## Exercise material
*** Block opens ***
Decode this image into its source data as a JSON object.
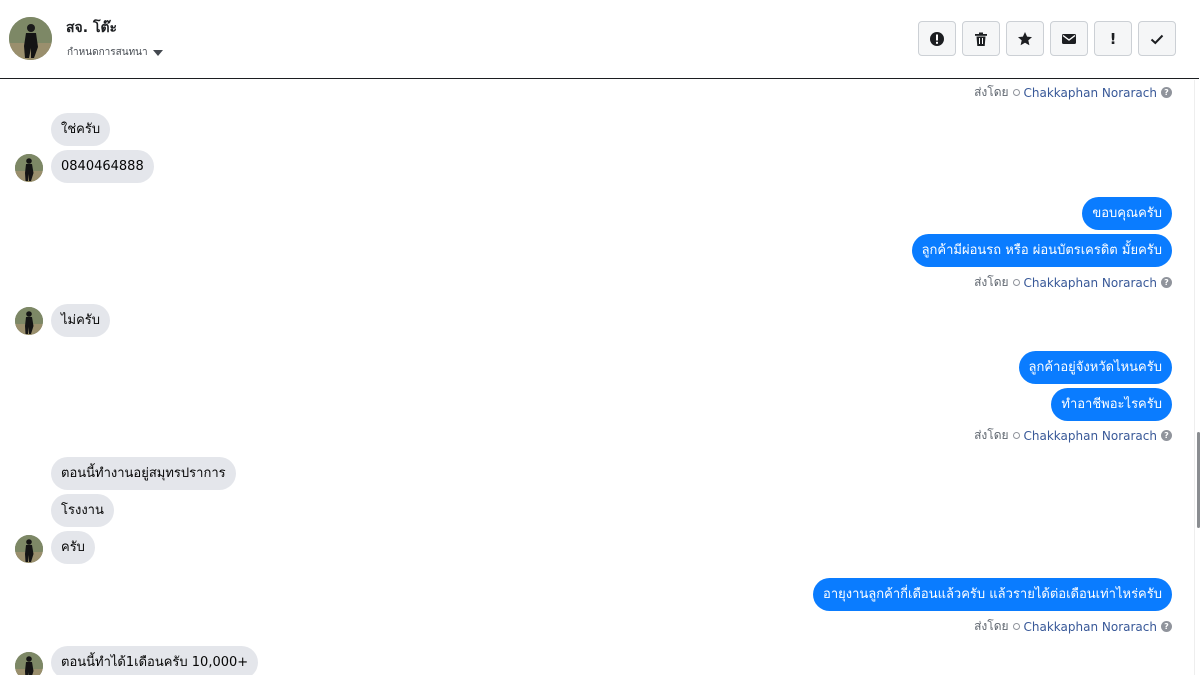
{
  "header": {
    "contact_name": "สจ. โต๊ะ",
    "conversation_menu": "กำหนดการสนทนา",
    "actions": [
      {
        "name": "mark-spam",
        "icon": "alert-circle-icon"
      },
      {
        "name": "delete",
        "icon": "trash-icon"
      },
      {
        "name": "star",
        "icon": "star-icon"
      },
      {
        "name": "mark-unread",
        "icon": "envelope-icon"
      },
      {
        "name": "follow-up",
        "icon": "exclamation-icon",
        "glyph": "!"
      },
      {
        "name": "mark-done",
        "icon": "checkmark-icon"
      }
    ]
  },
  "sent_by": {
    "prefix": "ส่งโดย",
    "name": "Chakkaphan Norarach",
    "help": "?"
  },
  "messages": [
    {
      "dir": "in",
      "text": "ใช่ครับ"
    },
    {
      "dir": "in",
      "text": "0840464888"
    },
    {
      "dir": "out",
      "text": "ขอบคุณครับ"
    },
    {
      "dir": "out",
      "text": "ลูกค้ามีผ่อนรถ หรือ ผ่อนบัตรเครดิต มั้ยครับ"
    },
    {
      "dir": "in",
      "text": "ไม่ครับ"
    },
    {
      "dir": "out",
      "text": "ลูกค้าอยู่จังหวัดไหนครับ"
    },
    {
      "dir": "out",
      "text": "ทำอาชีพอะไรครับ"
    },
    {
      "dir": "in",
      "text": "ตอนนี้ทำงานอยู่สมุทรปราการ"
    },
    {
      "dir": "in",
      "text": "โรงงาน"
    },
    {
      "dir": "in",
      "text": "ครับ"
    },
    {
      "dir": "out",
      "text": "อายุงานลูกค้ากี่เดือนแล้วครับ แล้วรายได้ต่อเดือนเท่าไหร่ครับ"
    },
    {
      "dir": "in",
      "text": "ตอนนี้ทำได้1เดือนครับ 10,000+"
    }
  ]
}
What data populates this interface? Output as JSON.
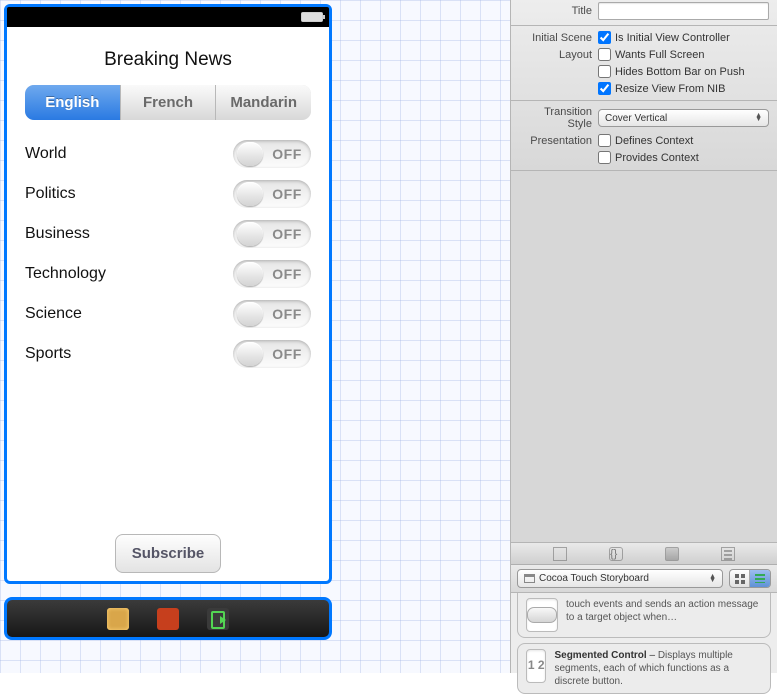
{
  "app": {
    "title": "Breaking News",
    "segments": [
      "English",
      "French",
      "Mandarin"
    ],
    "categories": [
      "World",
      "Politics",
      "Business",
      "Technology",
      "Science",
      "Sports"
    ],
    "switch_off": "OFF",
    "subscribe": "Subscribe"
  },
  "inspector": {
    "title_label": "Title",
    "initial_scene_label": "Initial Scene",
    "is_initial": "Is Initial View Controller",
    "layout_label": "Layout",
    "wants_full": "Wants Full Screen",
    "hides_bottom": "Hides Bottom Bar on Push",
    "resize_nib": "Resize View From NIB",
    "transition_label": "Transition Style",
    "transition_value": "Cover Vertical",
    "presentation_label": "Presentation",
    "defines_ctx": "Defines Context",
    "provides_ctx": "Provides Context"
  },
  "library": {
    "filter": "Cocoa Touch Storyboard",
    "item_partial": "touch events and sends an action message to a target object when…",
    "seg_title": "Segmented Control",
    "seg_sep": " – ",
    "seg_desc": "Displays multiple segments, each of which functions as a discrete button.",
    "seg_thumb": "1  2"
  }
}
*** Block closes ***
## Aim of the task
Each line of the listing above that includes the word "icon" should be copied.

## Task solution
        "icon": "alert-circle-icon"
        "icon": "trash-icon"
        "icon": "star-icon"
        "icon": "envelope-icon"
        "icon": "exclamation-icon",
        "icon": "checkmark-icon"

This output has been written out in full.